Anonymous said...

yeah, agree. but also let's not forget that there were no innocent combatants in the salvadoran civil war. the innocent ones were the civil population, especially the unaligned ones who were caught in a stranglehold struggle between the salvadoran army and the guerrillas. because really, anyone who knows the story of the war well knows what strategies the guerrillas used to involve and recruit members. but anyways, that is the point i am trying to make, in order for the country to come to terms with this issue everybody has to acknowledge what really happened, be aware of the all the facts, not just the ones on one side of the story, and move on, thank God that war is in the past. let el salvador rise from its ashes and move forward ahead to face the challenges of the new century. peace for all, my good brothers.

Tambopaxi said...

Agree with Anon 10:43. There were no real winners in the whole mess. Everyone lost, especially those poor folks caught in the middle.

El Sal is far from perfect 15 years after the Peace Treaty and it can be argued that violent crime today has actually made parts of El Sal more dangerous than it was in the 80's. Still, combatants were able to end the war of that period and that's something they can be proud of.

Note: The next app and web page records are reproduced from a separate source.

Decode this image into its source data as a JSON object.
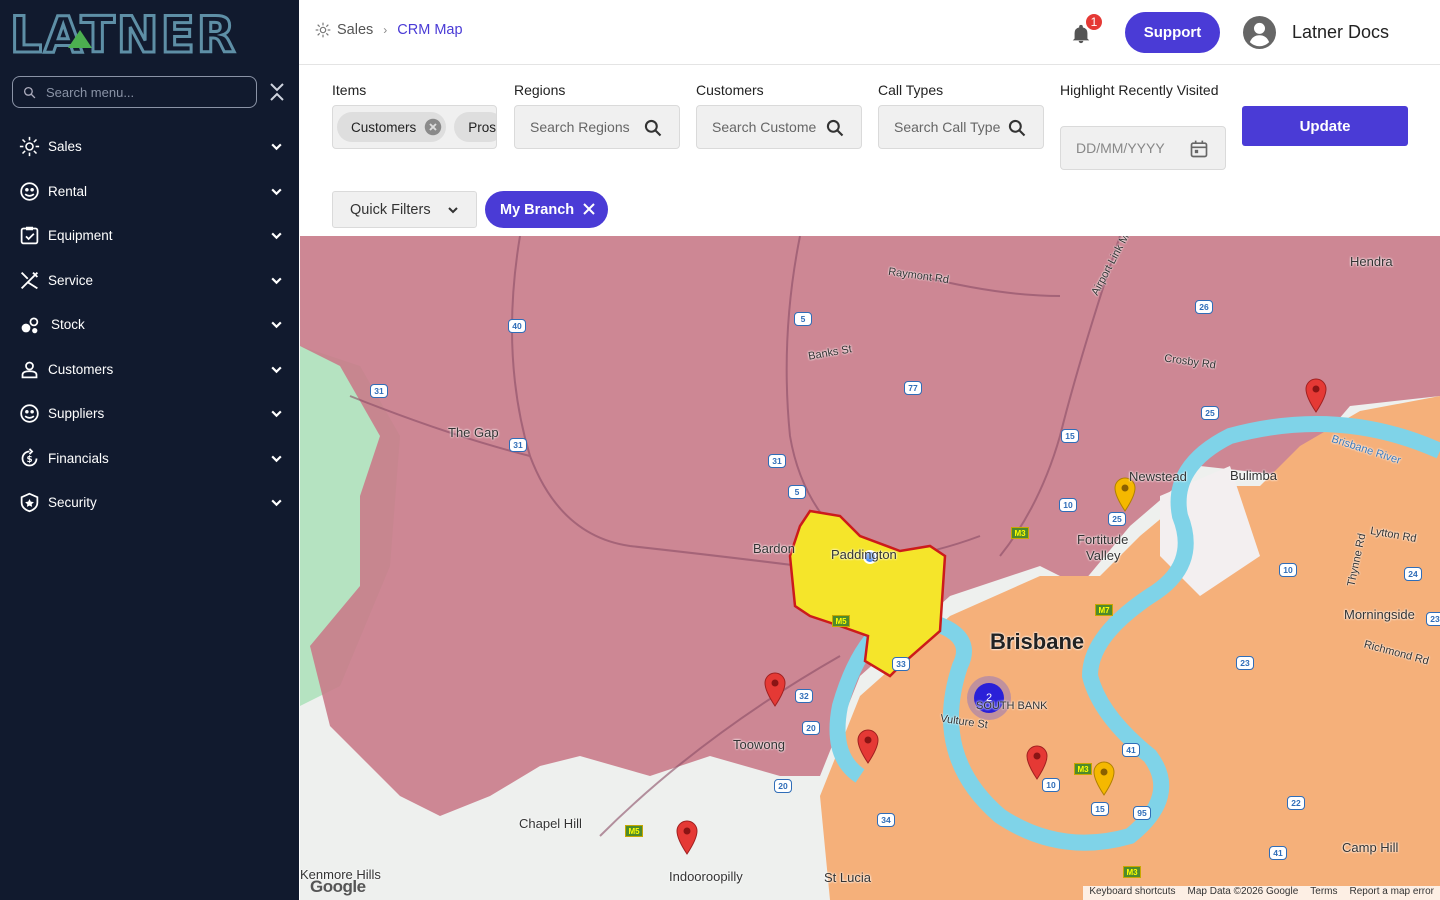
{
  "brand": {
    "logo_text": "LATNER"
  },
  "sidebar": {
    "search_placeholder": "Search menu...",
    "items": [
      {
        "label": "Sales",
        "icon": "sales-icon"
      },
      {
        "label": "Rental",
        "icon": "rental-icon"
      },
      {
        "label": "Equipment",
        "icon": "equipment-icon"
      },
      {
        "label": "Service",
        "icon": "service-icon"
      },
      {
        "label": "Stock",
        "icon": "stock-icon"
      },
      {
        "label": "Customers",
        "icon": "customers-icon"
      },
      {
        "label": "Suppliers",
        "icon": "suppliers-icon"
      },
      {
        "label": "Financials",
        "icon": "financials-icon"
      },
      {
        "label": "Security",
        "icon": "security-icon"
      }
    ]
  },
  "header": {
    "breadcrumb": [
      "Sales",
      "CRM Map"
    ],
    "notification_count": "1",
    "support_label": "Support",
    "user_name": "Latner Docs"
  },
  "filters": {
    "items_label": "Items",
    "items_chips": [
      "Customers",
      "Prosp"
    ],
    "regions_label": "Regions",
    "regions_placeholder": "Search Regions",
    "customers_label": "Customers",
    "customers_placeholder": "Search Custome",
    "call_types_label": "Call Types",
    "call_types_placeholder": "Search Call Type",
    "highlight_label": "Highlight Recently Visited",
    "date_placeholder": "DD/MM/YYYY",
    "update_label": "Update",
    "quick_filters_label": "Quick Filters",
    "my_branch_label": "My Branch"
  },
  "map": {
    "places": {
      "hendra": "Hendra",
      "the_gap": "The Gap",
      "newstead": "Newstead",
      "bulimba": "Bulimba",
      "bardon": "Bardon",
      "paddington": "Paddington",
      "fortitude_valley_1": "Fortitude",
      "fortitude_valley_2": "Valley",
      "brisbane": "Brisbane",
      "morningside": "Morningside",
      "south_bank": "SOUTH BANK",
      "toowong": "Toowong",
      "chapel_hill": "Chapel Hill",
      "camp_hill": "Camp Hill",
      "kenmore_hills": "Kenmore Hills",
      "indooroopilly": "Indooroopilly",
      "st_lucia": "St Lucia",
      "raymont_rd": "Raymont Rd",
      "banks_st": "Banks St",
      "crosby_rd": "Crosby Rd",
      "brisbane_river": "Brisbane River",
      "lytton_rd": "Lytton Rd",
      "thynne_rd": "Thynne Rd",
      "richmond_rd": "Richmond Rd",
      "vulture_st": "Vulture St",
      "airport_link": "Airport Link M7"
    },
    "cluster_count": "2",
    "google_logo": "Google",
    "attribution": [
      "Keyboard shortcuts",
      "Map Data ©2026 Google",
      "Terms",
      "Report a map error"
    ]
  },
  "colors": {
    "accent": "#4a3bd6",
    "sidebar_bg": "#111a2e",
    "region_pink": "#c97b8a",
    "region_orange": "#f5b07a",
    "region_highlight": "#f5e52a",
    "pin_red": "#e53935",
    "pin_yellow": "#f5b800"
  }
}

The end of the civil war notwithstanding, the war on poverty and on common crime itself has yet to end. Indeed, I perceive those two problems to be getting worse, not better. Does anyone have any reliable figures to show what's happened with poverty and violent crime since 1992?